WORK TO COMPLETE: Each line from the one containing "Read all visible content and emit it as JSON." through the last line of the data below is to be written out verbatim, and nothing more.

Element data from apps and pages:
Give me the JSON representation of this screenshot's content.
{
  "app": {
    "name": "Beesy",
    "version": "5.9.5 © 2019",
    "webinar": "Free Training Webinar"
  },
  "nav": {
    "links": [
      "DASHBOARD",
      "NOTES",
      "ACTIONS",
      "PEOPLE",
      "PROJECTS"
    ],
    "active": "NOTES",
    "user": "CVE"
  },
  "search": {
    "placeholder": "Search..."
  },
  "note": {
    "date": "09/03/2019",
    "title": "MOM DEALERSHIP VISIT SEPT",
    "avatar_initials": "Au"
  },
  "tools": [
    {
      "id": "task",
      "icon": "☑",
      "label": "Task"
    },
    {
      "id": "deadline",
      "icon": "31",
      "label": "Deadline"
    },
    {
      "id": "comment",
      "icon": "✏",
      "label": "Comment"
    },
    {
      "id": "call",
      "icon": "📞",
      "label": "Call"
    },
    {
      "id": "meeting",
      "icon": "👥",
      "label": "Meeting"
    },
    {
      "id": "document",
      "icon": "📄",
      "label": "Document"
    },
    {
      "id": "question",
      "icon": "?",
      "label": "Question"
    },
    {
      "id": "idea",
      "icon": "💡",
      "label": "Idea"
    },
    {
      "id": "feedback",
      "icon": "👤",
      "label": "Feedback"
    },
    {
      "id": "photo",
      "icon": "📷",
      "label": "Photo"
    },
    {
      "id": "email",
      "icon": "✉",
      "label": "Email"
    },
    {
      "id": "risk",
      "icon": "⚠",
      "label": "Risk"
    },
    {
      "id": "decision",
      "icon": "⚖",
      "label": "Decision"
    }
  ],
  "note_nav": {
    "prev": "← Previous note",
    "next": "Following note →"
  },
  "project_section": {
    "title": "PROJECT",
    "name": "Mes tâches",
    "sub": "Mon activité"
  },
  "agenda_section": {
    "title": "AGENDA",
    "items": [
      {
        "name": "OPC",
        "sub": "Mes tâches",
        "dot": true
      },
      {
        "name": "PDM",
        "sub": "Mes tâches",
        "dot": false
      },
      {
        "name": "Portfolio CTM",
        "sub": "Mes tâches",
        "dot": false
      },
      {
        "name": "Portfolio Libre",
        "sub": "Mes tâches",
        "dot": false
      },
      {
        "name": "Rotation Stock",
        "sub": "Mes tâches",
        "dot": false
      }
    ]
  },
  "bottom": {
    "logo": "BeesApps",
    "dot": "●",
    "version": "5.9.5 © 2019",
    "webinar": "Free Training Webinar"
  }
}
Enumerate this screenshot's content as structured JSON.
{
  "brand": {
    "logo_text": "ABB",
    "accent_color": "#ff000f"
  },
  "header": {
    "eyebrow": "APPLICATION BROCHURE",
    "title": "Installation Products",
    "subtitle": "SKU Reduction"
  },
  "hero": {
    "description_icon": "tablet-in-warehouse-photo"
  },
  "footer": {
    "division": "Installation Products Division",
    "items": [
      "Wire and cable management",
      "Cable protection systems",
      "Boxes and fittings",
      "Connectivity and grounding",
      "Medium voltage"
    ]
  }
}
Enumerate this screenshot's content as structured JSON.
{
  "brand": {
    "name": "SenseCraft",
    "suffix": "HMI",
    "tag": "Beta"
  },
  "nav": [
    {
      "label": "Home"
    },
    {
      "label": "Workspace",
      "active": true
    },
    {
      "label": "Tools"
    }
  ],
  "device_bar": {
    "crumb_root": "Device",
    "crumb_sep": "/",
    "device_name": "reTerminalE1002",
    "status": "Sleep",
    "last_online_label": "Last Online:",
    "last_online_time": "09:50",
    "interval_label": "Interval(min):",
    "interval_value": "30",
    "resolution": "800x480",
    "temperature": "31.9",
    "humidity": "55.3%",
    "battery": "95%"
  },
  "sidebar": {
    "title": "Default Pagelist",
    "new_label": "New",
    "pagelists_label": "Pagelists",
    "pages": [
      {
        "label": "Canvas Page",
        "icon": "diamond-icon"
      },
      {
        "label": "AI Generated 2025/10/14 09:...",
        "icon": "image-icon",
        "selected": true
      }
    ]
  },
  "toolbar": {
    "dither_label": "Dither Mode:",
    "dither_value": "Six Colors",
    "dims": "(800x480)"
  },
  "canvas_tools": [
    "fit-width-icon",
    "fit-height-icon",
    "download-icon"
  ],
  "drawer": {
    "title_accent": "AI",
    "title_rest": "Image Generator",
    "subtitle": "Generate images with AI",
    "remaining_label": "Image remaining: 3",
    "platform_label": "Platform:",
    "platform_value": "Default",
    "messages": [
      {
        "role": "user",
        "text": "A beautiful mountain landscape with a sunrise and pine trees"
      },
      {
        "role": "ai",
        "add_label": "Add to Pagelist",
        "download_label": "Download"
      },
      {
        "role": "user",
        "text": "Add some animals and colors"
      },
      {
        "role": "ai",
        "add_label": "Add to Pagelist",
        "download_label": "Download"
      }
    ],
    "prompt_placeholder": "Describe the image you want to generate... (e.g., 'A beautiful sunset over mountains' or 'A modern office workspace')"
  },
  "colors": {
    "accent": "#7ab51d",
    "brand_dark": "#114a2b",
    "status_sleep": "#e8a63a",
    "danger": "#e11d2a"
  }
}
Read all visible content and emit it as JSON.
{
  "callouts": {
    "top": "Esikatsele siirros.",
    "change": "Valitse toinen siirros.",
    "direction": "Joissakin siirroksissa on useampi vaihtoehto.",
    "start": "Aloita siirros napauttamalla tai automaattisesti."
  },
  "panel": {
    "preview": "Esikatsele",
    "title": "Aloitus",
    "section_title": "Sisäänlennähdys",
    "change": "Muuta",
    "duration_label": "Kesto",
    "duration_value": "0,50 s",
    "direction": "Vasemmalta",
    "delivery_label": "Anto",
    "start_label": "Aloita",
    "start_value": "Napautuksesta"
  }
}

FINAL ANSWER:
Read all visible content and emit it as JSON.
{
  "callouts": {
    "top": "Esikatsele siirros.",
    "change": "Valitse toinen siirros.",
    "direction": "Joissakin siirroksissa on useampi vaihtoehto.",
    "start": "Aloita siirros napauttamalla tai automaattisesti."
  },
  "panel": {
    "preview": "Esikatsele",
    "title": "Aloitus",
    "section_title": "Sisäänlennähdys",
    "change": "Muuta",
    "duration_label": "Kesto",
    "duration_value": "0,50 s",
    "direction": "Vasemmalta",
    "delivery_label": "Anto",
    "start_label": "Aloita",
    "start_value": "Napautuksesta"
  }
}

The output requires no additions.